Emotion Over Evidence
When Abbott's trial got under way November 7, 1955, his guilt seemed a foregone conclusion. Certainly the Bay Area newspapers thought so, judging from the virulent campaign they had waged against the defendant all summer long, but it was soon clear that the case against Abbott was purely circumstantial: not one direct piece of evidence existed to link him to the death of Stephanie Bryan.

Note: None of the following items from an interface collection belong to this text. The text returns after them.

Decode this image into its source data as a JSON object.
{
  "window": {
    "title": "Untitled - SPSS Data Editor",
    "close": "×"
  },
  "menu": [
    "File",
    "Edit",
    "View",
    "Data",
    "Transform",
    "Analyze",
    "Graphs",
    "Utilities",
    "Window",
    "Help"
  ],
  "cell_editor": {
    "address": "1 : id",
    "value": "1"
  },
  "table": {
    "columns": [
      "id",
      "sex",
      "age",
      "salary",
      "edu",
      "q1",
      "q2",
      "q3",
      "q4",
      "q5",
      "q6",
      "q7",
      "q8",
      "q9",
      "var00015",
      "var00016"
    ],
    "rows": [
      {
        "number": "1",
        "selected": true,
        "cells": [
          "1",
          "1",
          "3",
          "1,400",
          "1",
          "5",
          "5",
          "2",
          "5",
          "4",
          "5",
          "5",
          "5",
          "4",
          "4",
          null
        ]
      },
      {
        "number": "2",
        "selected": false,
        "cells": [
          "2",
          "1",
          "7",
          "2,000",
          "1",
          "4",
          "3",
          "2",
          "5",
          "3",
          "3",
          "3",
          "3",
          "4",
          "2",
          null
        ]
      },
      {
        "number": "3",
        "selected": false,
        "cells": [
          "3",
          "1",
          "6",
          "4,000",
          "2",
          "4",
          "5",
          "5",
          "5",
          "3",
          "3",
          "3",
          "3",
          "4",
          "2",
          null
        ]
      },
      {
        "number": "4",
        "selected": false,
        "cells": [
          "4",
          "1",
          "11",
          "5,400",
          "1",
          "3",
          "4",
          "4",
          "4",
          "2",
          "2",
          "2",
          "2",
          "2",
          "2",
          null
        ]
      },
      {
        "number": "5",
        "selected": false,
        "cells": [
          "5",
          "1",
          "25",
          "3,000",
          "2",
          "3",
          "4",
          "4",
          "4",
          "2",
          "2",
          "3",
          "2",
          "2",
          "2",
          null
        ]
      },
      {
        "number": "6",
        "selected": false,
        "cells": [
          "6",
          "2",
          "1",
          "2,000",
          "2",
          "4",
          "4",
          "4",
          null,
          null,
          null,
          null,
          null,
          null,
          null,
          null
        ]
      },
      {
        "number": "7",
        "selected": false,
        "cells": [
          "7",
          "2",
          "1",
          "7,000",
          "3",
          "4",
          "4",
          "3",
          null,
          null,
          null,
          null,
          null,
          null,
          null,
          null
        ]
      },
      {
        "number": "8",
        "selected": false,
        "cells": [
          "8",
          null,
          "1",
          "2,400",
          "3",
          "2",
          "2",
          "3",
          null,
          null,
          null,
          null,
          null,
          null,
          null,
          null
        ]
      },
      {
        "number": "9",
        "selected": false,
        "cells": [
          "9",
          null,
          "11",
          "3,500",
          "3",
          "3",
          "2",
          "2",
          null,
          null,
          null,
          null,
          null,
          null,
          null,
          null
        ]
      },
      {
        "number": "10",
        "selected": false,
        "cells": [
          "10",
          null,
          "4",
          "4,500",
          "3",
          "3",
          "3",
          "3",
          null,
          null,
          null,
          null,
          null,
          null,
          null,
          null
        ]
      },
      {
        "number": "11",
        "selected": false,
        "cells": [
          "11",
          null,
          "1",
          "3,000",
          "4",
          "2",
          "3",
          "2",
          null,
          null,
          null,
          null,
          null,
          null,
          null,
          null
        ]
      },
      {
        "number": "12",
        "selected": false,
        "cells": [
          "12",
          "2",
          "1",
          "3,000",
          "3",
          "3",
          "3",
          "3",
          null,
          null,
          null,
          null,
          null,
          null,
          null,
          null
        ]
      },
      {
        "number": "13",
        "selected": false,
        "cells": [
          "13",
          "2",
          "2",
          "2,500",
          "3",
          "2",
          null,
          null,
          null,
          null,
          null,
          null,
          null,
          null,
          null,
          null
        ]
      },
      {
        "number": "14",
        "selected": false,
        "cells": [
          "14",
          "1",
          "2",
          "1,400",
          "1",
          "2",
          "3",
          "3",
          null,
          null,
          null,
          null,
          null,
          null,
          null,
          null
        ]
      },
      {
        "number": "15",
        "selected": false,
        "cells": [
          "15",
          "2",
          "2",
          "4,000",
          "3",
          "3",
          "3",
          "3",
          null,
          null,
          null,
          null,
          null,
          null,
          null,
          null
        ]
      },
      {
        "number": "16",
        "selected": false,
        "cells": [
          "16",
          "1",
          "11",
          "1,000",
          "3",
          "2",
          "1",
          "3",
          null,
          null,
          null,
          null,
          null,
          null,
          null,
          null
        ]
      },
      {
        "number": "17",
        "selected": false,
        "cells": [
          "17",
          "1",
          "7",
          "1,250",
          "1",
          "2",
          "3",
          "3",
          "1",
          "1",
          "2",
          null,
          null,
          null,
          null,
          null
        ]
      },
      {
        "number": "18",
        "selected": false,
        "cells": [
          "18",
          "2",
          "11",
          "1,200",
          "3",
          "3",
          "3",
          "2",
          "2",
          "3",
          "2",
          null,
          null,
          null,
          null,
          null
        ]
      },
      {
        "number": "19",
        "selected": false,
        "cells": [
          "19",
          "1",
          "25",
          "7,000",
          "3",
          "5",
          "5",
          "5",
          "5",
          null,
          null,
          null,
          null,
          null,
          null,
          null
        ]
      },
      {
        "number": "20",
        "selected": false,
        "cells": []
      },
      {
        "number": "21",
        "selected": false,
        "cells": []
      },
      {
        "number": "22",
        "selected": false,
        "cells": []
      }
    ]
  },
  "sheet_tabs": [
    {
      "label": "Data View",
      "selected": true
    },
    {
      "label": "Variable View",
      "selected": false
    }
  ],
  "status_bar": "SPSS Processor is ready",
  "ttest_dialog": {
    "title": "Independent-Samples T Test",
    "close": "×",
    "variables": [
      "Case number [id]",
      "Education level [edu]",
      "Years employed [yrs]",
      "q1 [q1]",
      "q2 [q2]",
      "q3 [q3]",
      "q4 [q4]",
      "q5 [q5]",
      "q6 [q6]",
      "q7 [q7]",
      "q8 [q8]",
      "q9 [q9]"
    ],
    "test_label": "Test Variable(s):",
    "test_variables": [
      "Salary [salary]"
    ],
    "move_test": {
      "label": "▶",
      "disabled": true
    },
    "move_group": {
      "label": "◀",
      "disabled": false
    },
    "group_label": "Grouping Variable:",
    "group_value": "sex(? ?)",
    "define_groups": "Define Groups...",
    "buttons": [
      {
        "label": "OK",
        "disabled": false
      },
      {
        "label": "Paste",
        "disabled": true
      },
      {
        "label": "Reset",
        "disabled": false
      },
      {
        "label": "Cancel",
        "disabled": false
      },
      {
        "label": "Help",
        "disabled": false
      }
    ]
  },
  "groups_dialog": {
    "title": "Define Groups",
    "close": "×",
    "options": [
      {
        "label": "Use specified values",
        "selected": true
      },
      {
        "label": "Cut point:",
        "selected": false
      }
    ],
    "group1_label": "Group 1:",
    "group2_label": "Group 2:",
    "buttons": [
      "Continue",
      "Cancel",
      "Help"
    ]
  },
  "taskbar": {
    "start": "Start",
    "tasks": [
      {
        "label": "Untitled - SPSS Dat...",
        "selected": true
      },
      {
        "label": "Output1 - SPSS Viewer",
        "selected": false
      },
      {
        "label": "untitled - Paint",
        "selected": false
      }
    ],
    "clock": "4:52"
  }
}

Fully aware of the shortcomings in the state's case, yet determined to secure a death verdict, District Attorney Frank Coakley opted for emotion over evidence. He ran into immediate opposition. Prosecution efforts to introduce a particularly gory photograph of the victim brought defense counsel Stanley D. Whitney to his feet, protesting that it was presented "for no other reason than to inflame the jury and raise prejudice against the defendant." Judge Wade Snook sided with Whitney on this point but did allow Coakley to show clothes taken from the dead girl's body. The stench from these unwashed clothes, which had been kept in a closed box, was so bad that several spectators hurriedly vacated the courtroom. The jury, denied any such opportunity, was forced to endure the ordeal, but the effect on them was palpable.